• [About this task]: Return every line from the records below in which the word "Kataloglashtirish" is found.

-------

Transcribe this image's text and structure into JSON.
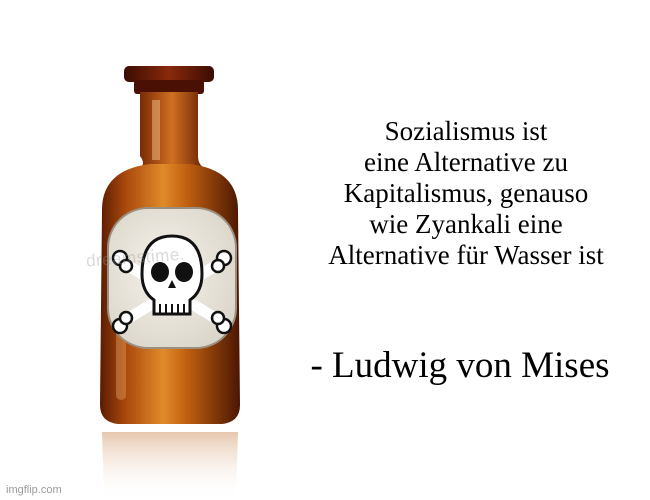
{
  "meme": {
    "quote_lines": [
      "Sozialismus ist",
      "eine Alternative zu",
      "Kapitalismus, genauso",
      "wie Zyankali eine",
      "Alternative für Wasser ist"
    ],
    "author": "- Ludwig von Mises"
  },
  "image": {
    "subject_icon": "poison-bottle-icon",
    "label_icon": "skull-crossbones-icon",
    "label_watermark": "dreamstime."
  },
  "watermark": {
    "text": "imgflip.com"
  },
  "colors": {
    "background": "#ffffff",
    "glass": "#b4500d",
    "stopper": "#5e1606",
    "label": "#ece8e0",
    "text": "#000000"
  }
}
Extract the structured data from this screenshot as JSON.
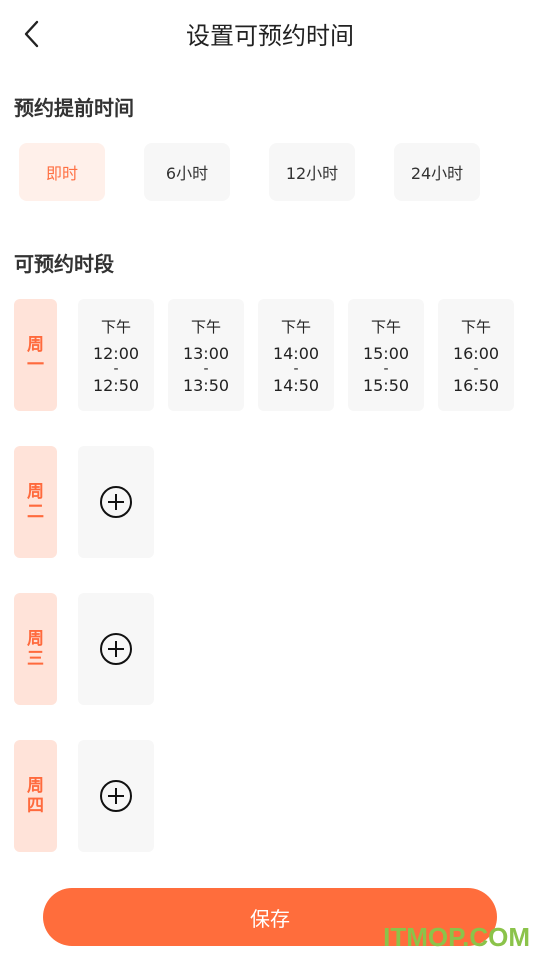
{
  "header": {
    "title": "设置可预约时间"
  },
  "advance": {
    "title": "预约提前时间",
    "options": [
      {
        "label": "即时",
        "selected": true
      },
      {
        "label": "6小时",
        "selected": false
      },
      {
        "label": "12小时",
        "selected": false
      },
      {
        "label": "24小时",
        "selected": false
      }
    ]
  },
  "period": {
    "title": "可预约时段",
    "days": [
      {
        "label": "周一",
        "slots": [
          {
            "period": "下午",
            "start": "12:00",
            "sep": "-",
            "end": "12:50"
          },
          {
            "period": "下午",
            "start": "13:00",
            "sep": "-",
            "end": "13:50"
          },
          {
            "period": "下午",
            "start": "14:00",
            "sep": "-",
            "end": "14:50"
          },
          {
            "period": "下午",
            "start": "15:00",
            "sep": "-",
            "end": "15:50"
          },
          {
            "period": "下午",
            "start": "16:00",
            "sep": "-",
            "end": "16:50"
          }
        ]
      },
      {
        "label": "周二",
        "slots": []
      },
      {
        "label": "周三",
        "slots": []
      },
      {
        "label": "周四",
        "slots": []
      }
    ]
  },
  "footer": {
    "save_label": "保存"
  },
  "watermark": "ITMOP.COM",
  "colors": {
    "accent": "#ff6d3c",
    "accent_light": "#ffe3d9",
    "selected_bg": "#fff0ea",
    "tile_bg": "#f7f7f7",
    "watermark": "#8bc34a"
  }
}
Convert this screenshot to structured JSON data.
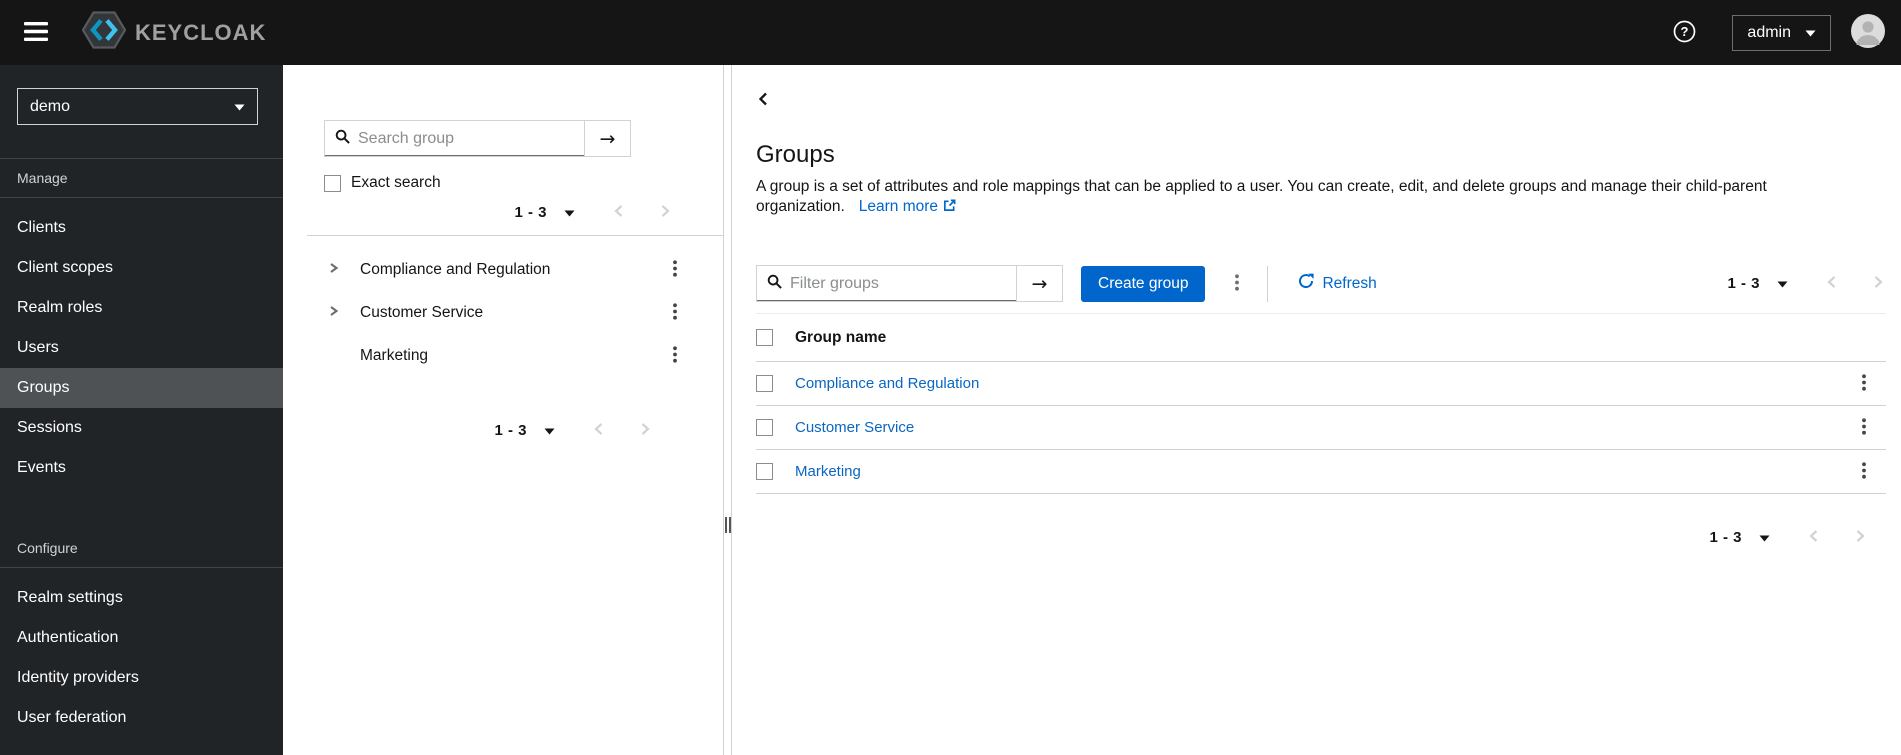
{
  "masthead": {
    "brand": "KEYCLOAK",
    "username": "admin"
  },
  "sidebar": {
    "realm": "demo",
    "selected_item": "Groups",
    "sections": [
      {
        "label": "Manage",
        "items": [
          "Clients",
          "Client scopes",
          "Realm roles",
          "Users",
          "Groups",
          "Sessions",
          "Events"
        ]
      },
      {
        "label": "Configure",
        "items": [
          "Realm settings",
          "Authentication",
          "Identity providers",
          "User federation"
        ]
      }
    ]
  },
  "tree_panel": {
    "search_placeholder": "Search group",
    "exact_search_label": "Exact search",
    "pagination_top": "1 - 3",
    "pagination_bottom": "1 - 3",
    "groups": [
      {
        "label": "Compliance and Regulation",
        "expandable": true
      },
      {
        "label": "Customer Service",
        "expandable": true
      },
      {
        "label": "Marketing",
        "expandable": false
      }
    ]
  },
  "main": {
    "title": "Groups",
    "description": "A group is a set of attributes and role mappings that can be applied to a user. You can create, edit, and delete groups and manage their child-parent organization.",
    "learn_more_label": "Learn more",
    "toolbar": {
      "filter_placeholder": "Filter groups",
      "create_button_label": "Create group",
      "refresh_label": "Refresh",
      "pagination": "1 - 3"
    },
    "table": {
      "column_header": "Group name",
      "rows": [
        {
          "name": "Compliance and Regulation"
        },
        {
          "name": "Customer Service"
        },
        {
          "name": "Marketing"
        }
      ]
    },
    "pagination_bottom": "1 - 3"
  },
  "colors": {
    "primary_button": "#0066cc",
    "link": "#0a66c2",
    "masthead_bg": "#151515",
    "sidebar_bg": "#212427",
    "sidebar_selected_bg": "#4f5255",
    "border": "#d2d2d2"
  }
}
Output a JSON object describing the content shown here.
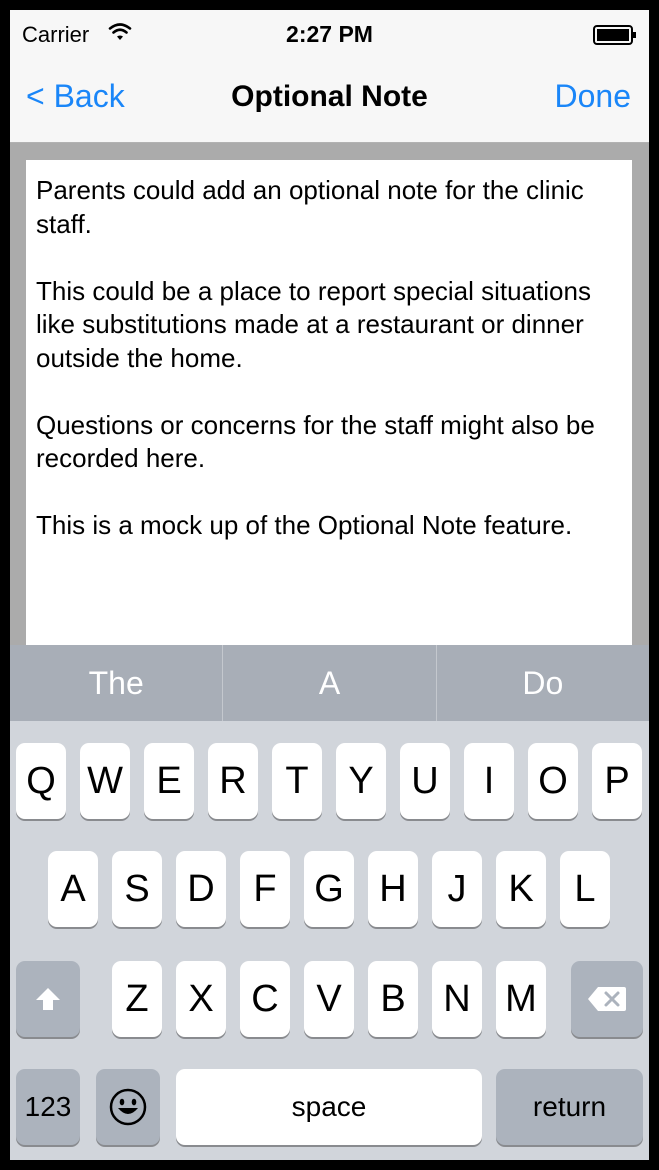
{
  "status": {
    "carrier": "Carrier",
    "time": "2:27 PM"
  },
  "nav": {
    "back_label": "< Back",
    "title": "Optional Note",
    "done_label": "Done"
  },
  "note": {
    "paragraphs": [
      "Parents could add an optional note for the clinic staff.",
      "This could be a place to report special situations like substitutions made at a restaurant or dinner outside the home.",
      "Questions or concerns for the staff might also be recorded here.",
      "This is a mock up of the Optional Note feature."
    ]
  },
  "predictions": [
    "The",
    "A",
    "Do"
  ],
  "keyboard": {
    "row1": [
      "Q",
      "W",
      "E",
      "R",
      "T",
      "Y",
      "U",
      "I",
      "O",
      "P"
    ],
    "row2": [
      "A",
      "S",
      "D",
      "F",
      "G",
      "H",
      "J",
      "K",
      "L"
    ],
    "row3": [
      "Z",
      "X",
      "C",
      "V",
      "B",
      "N",
      "M"
    ],
    "numbers_label": "123",
    "space_label": "space",
    "return_label": "return",
    "shift_icon": "shift-icon",
    "delete_icon": "backspace-icon",
    "emoji_icon": "emoji-icon"
  },
  "colors": {
    "accent": "#1a86f8"
  }
}
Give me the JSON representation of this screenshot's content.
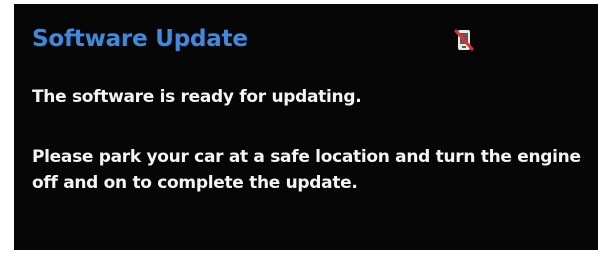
{
  "screen": {
    "title": "Software Update",
    "status_icon": "phone-disconnected-icon",
    "message_ready": "The software is ready for updating.",
    "message_instruction": "Please park your car at a safe location and turn the engine off and on to complete the update."
  },
  "colors": {
    "background": "#060606",
    "title": "#3d8be0",
    "text": "#f4f4f4",
    "icon_slash": "#e03030"
  }
}
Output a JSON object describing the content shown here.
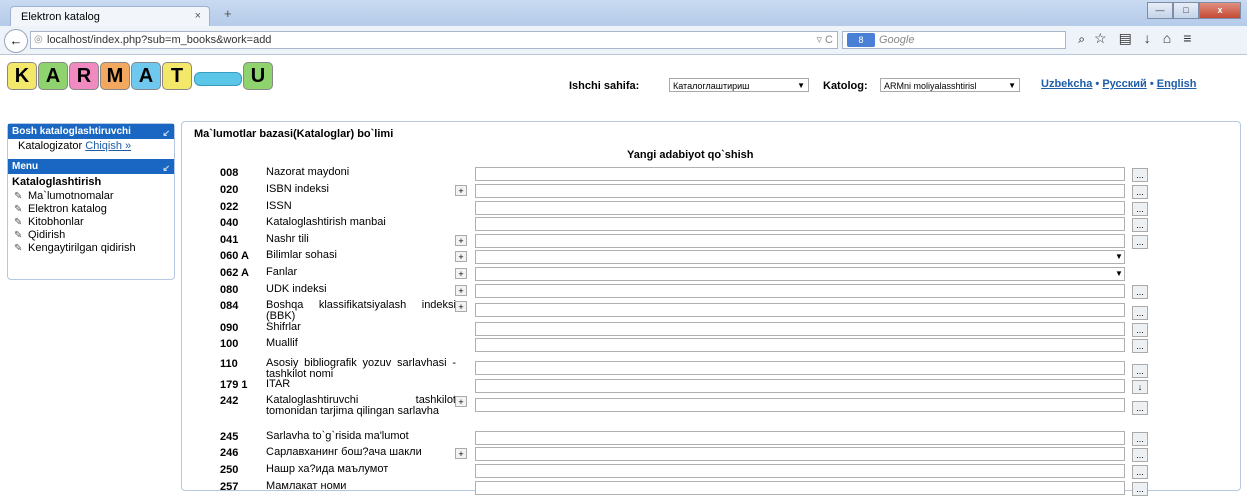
{
  "browser": {
    "tab_title": "Elektron katalog",
    "tab_close": "×",
    "new_tab": "+",
    "url": "localhost/index.php?sub=m_books&work=add",
    "search_placeholder": "Google",
    "search_engine_label": "8",
    "min_label": "—",
    "max_label": "□",
    "close_label": "x"
  },
  "header": {
    "logo_letters": [
      "K",
      "A",
      "R",
      "M",
      "A",
      "T",
      "U"
    ],
    "ishchi_label": "Ishchi sahifa:",
    "ishchi_value": "Каталоглаштириш",
    "katolog_label": "Katolog:",
    "katolog_value": "ARMni moliyalasshtirisl",
    "lang_uz": "Uzbekcha",
    "lang_ru": "Русский",
    "lang_en": "English",
    "lang_sep": "•"
  },
  "sidebar": {
    "section1_title": "Bosh kataloglashtiruvchi",
    "user_label": "Katalogizator",
    "exit_link": "Chiqish »",
    "menu_title": "Menu",
    "group_title": "Kataloglashtirish",
    "items": [
      {
        "label": "Ma`lumotnomalar"
      },
      {
        "label": "Elektron katalog"
      },
      {
        "label": "Kitobhonlar"
      },
      {
        "label": "Qidirish"
      },
      {
        "label": "Kengaytirilgan qidirish"
      }
    ]
  },
  "main": {
    "title": "Ma`lumotlar bazasi(Kataloglar) bo`limi",
    "form_title": "Yangi adabiyot qo`shish",
    "fields": [
      {
        "code": "008",
        "label": "Nazorat maydoni",
        "plus": false,
        "type": "text"
      },
      {
        "code": "020",
        "label": "ISBN indeksi",
        "plus": true,
        "type": "text"
      },
      {
        "code": "022",
        "label": "ISSN",
        "plus": false,
        "type": "text"
      },
      {
        "code": "040",
        "label": "Kataloglashtirish manbai",
        "plus": false,
        "type": "text"
      },
      {
        "code": "041",
        "label": "Nashr tili",
        "plus": true,
        "type": "text"
      },
      {
        "code": "060 A",
        "label": "Bilimlar sohasi",
        "plus": true,
        "type": "select"
      },
      {
        "code": "062 A",
        "label": "Fanlar",
        "plus": true,
        "type": "select"
      },
      {
        "code": "080",
        "label": "UDK indeksi",
        "plus": true,
        "type": "text"
      },
      {
        "code": "084",
        "label": "Boshqa klassifikatsiyalash indeksi (BBK)",
        "plus": true,
        "type": "text"
      },
      {
        "code": "090",
        "label": "Shifrlar",
        "plus": false,
        "type": "text"
      },
      {
        "code": "100",
        "label": "Muallif",
        "plus": false,
        "type": "text"
      },
      {
        "code": "110",
        "label": "Asosiy bibliografik yozuv sarlavhasi - tashkilot nomi",
        "plus": false,
        "type": "text"
      },
      {
        "code": "179 1",
        "label": "ITAR",
        "plus": false,
        "type": "text-down"
      },
      {
        "code": "242",
        "label": "Kataloglashtiruvchi tashkilot tomonidan tarjima qilingan sarlavha",
        "plus": true,
        "type": "text"
      },
      {
        "code": "245",
        "label": "Sarlavha to`g`risida ma'lumot",
        "plus": false,
        "type": "text"
      },
      {
        "code": "246",
        "label": "Сарлавханинг бош?ача шакли",
        "plus": true,
        "type": "text"
      },
      {
        "code": "250",
        "label": "Нашр ха?ида маълумот",
        "plus": false,
        "type": "text"
      },
      {
        "code": "257",
        "label": "Мамлакат номи",
        "plus": false,
        "type": "text"
      }
    ],
    "plus_label": "+",
    "dots_label": "...",
    "down_label": "↓"
  }
}
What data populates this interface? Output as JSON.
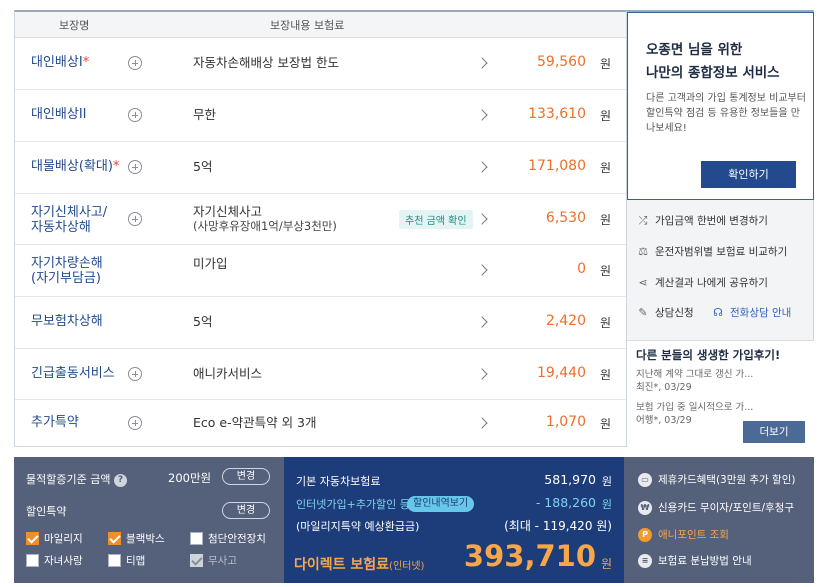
{
  "table": {
    "header_name": "보장명",
    "header_content": "보장내용  보험료",
    "rows": [
      {
        "name": "대인배상I",
        "star": "*",
        "content": "자동차손해배상 보장법 한도",
        "price": "59,560",
        "won": "원"
      },
      {
        "name": "대인배상II",
        "star": "",
        "content": "무한",
        "price": "133,610",
        "won": "원"
      },
      {
        "name": "대물배상(확대)",
        "star": "*",
        "content": "5억",
        "price": "171,080",
        "won": "원"
      },
      {
        "name": "자기신체사고/",
        "name2": "자동차상해",
        "content": "자기신체사고",
        "content2": "(사망후유장애1억/부상3천만)",
        "badge": "추천 금액 확인",
        "price": "6,530",
        "won": "원"
      },
      {
        "name": "자기차량손해",
        "name2": "(자기부담금)",
        "content": "미가입",
        "price": "0",
        "won": "원"
      },
      {
        "name": "무보험차상해",
        "star": "",
        "content": "5억",
        "price": "2,420",
        "won": "원"
      },
      {
        "name": "긴급출동서비스",
        "star": "",
        "content": "애니카서비스",
        "price": "19,440",
        "won": "원"
      },
      {
        "name": "추가특약",
        "star": "",
        "content": "Eco e-약관특약 외 3개",
        "price": "1,070",
        "won": "원"
      }
    ]
  },
  "side": {
    "title1": "오종면 님을 위한",
    "title2": "나만의 종합정보 서비스",
    "desc": "다른 고객과의 가입 통계정보 비교부터 할인특약 점검 등 유용한 정보들을 만나보세요!",
    "confirm_button": "확인하기",
    "links": [
      "가입금액 한번에 변경하기",
      "운전자범위별 보험료 비교하기",
      "계산결과 나에게 공유하기",
      "상담신청",
      "전화상담 안내"
    ],
    "review_title": "다른 분들의 생생한 가입후기!",
    "review1_text": "지난해 계약 그대로 갱신 가...",
    "review1_meta": "최진*, 03/29",
    "review2_text": "보험 가입 중 일시적으로 가...",
    "review2_meta": "어행*, 03/29",
    "more_button": "더보기"
  },
  "bottom": {
    "mileage_label": "물적할증기준 금액",
    "mileage_value": "200만원",
    "change_button": "변경",
    "discount_label": "할인특약",
    "discount_change": "변경",
    "checks": [
      {
        "label": "마일리지",
        "state": "on"
      },
      {
        "label": "블랙박스",
        "state": "on"
      },
      {
        "label": "첨단안전장치",
        "state": "off"
      },
      {
        "label": "자녀사랑",
        "state": "off"
      },
      {
        "label": "티맵",
        "state": "off"
      },
      {
        "label": "무사고",
        "state": "dis"
      }
    ],
    "base_label": "기본 자동차보험료",
    "base_value": "581,970",
    "internet_label": "인터넷가입+추가할인 등",
    "detail_badge": "할인내역보기",
    "discount_value": "- 188,260",
    "mileage_refund_label": "(마일리지특약 예상환급금)",
    "mileage_refund_value": "(최대 - 119,420 원)",
    "won": "원",
    "total_label": "다이렉트 보험료",
    "total_sub": "(인터넷)",
    "total_value": "393,710",
    "right_items": [
      "제휴카드혜택(3만원 추가 할인)",
      "신용카드 무이자/포인트/후청구",
      "애니포인트 조회",
      "보험료 분납방법 안내"
    ]
  }
}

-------

• [Response]:
    "group_title": "Kataloglashtirish",
        "label": "Kataloglashtirish manbai",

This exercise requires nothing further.